Good Fats

Monounsaturated fat
  • Avocados
  • Olives
  • Nuts (almonds, peanuts, macadamia nuts, hazelnuts, pecans, cashews)
  • Natural peanut butter (containing just peanuts and salt)
Polyunsaturated fat
  • Walnuts
  • Sunflower, sesame, and pumpkin seeds
  • Flaxseed
  • Fatty fish (salmon, tuna, mackerel, herring, trout, sardines)
  • Non-GMO sources of soymilk and tofu

Unsaturated oils

We’ve long been told that the simplest way to prevent heart disease is to swap saturated fats for their healthier, unsaturated counterparts. That means swapping butter for margarine and cooking in unsaturated vegetable oils instead of lard. However, new research suggests that things aren’t that simple.

There are basically two types of unsaturated vegetable oils: Firstly, traditional, cold-pressed oils such as extra virgin olive oil, peanut oil, and sesame oil (widely used in Asian cooking) that are rich in monounsaturated fats and have been used for hundreds of years. Cold-pressed oils are made without the use of chemicals or heat to extract the oil from seeds or nuts.

Secondly, there are the more recently developed processed oils such as soybean oil, sunflower oil, corn oil, canola oil, cottonseed oil, and safflower oil. These oils are industrially manufactured—usually from genetically modified crops in the U.S.—using high heat and toxic solvents to extract the oil from the seeds.

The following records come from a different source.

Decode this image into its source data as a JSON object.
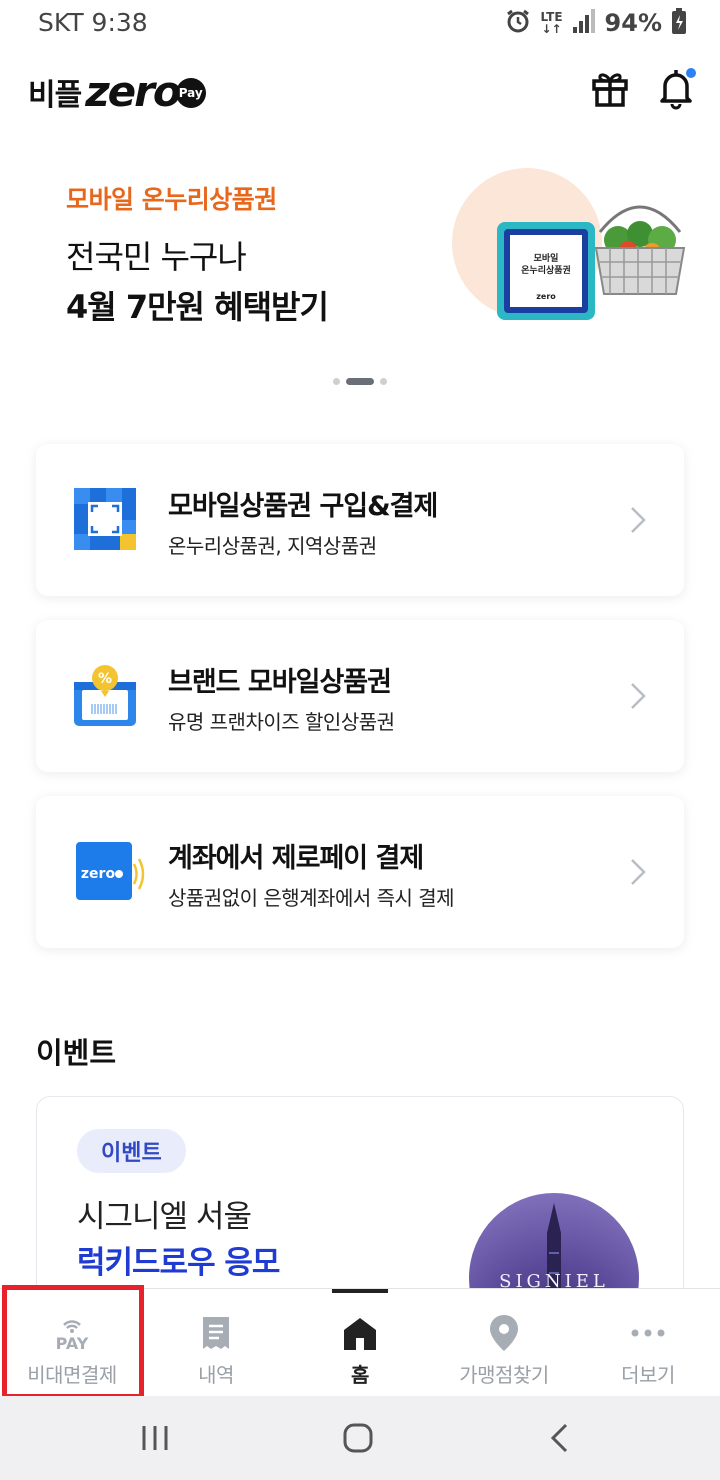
{
  "status_bar": {
    "carrier_time": "SKT 9:38",
    "network": "LTE",
    "battery": "94%"
  },
  "header": {
    "logo_korean": "비플",
    "logo_zero": "zero",
    "logo_pay": "Pay",
    "icons": [
      "gift-icon",
      "bell-icon"
    ]
  },
  "banner": {
    "tag": "모바일 온누리상품권",
    "line1": "전국민 누구나",
    "line2": "4월 7만원 혜택받기",
    "voucher_text_1": "모바일",
    "voucher_text_2": "온누리상품권",
    "voucher_brand": "zero",
    "page_count": 3,
    "active_page": 2
  },
  "menu": {
    "items": [
      {
        "title": "모바일상품권 구입&결제",
        "subtitle": "온누리상품권, 지역상품권",
        "icon": "voucher-scan-icon"
      },
      {
        "title": "브랜드 모바일상품권",
        "subtitle": "유명 프랜차이즈 할인상품권",
        "icon": "discount-coupon-icon"
      },
      {
        "title": "계좌에서 제로페이 결제",
        "subtitle": "상품권없이 은행계좌에서 즉시 결제",
        "icon": "zero-card-icon"
      }
    ],
    "card_icon_zero_label": "zero",
    "coupon_percent": "%"
  },
  "events": {
    "section_title": "이벤트",
    "badge": "이벤트",
    "line1": "시그니엘 서울",
    "line2": "럭키드로우 응모",
    "image_text": "SIGNIEL"
  },
  "bottom_nav": {
    "items": [
      {
        "label": "비대면결제",
        "icon": "pay-wifi-icon",
        "icon_text": "PAY"
      },
      {
        "label": "내역",
        "icon": "receipt-icon"
      },
      {
        "label": "홈",
        "icon": "home-icon"
      },
      {
        "label": "가맹점찾기",
        "icon": "location-pin-icon"
      },
      {
        "label": "더보기",
        "icon": "more-dots-icon"
      }
    ],
    "active_index": 2,
    "highlighted_index": 0
  },
  "system_nav": {
    "icons": [
      "recent-apps-icon",
      "home-circle-icon",
      "back-icon"
    ]
  },
  "colors": {
    "accent_orange": "#e7681c",
    "event_blue": "#1f3bd1",
    "highlight_red": "#e8222a",
    "notification_dot": "#2a82f5"
  }
}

Some nutritionists feel that these manufactured vegetable oils shouldn’t be included as “good” fats because the industrial processing can damage the oil and transform the fatty acids into dangerous trans fat. Their high omega-6 content can also unbalance the ratio of omega-6s to omega-3s that are crucial to good health.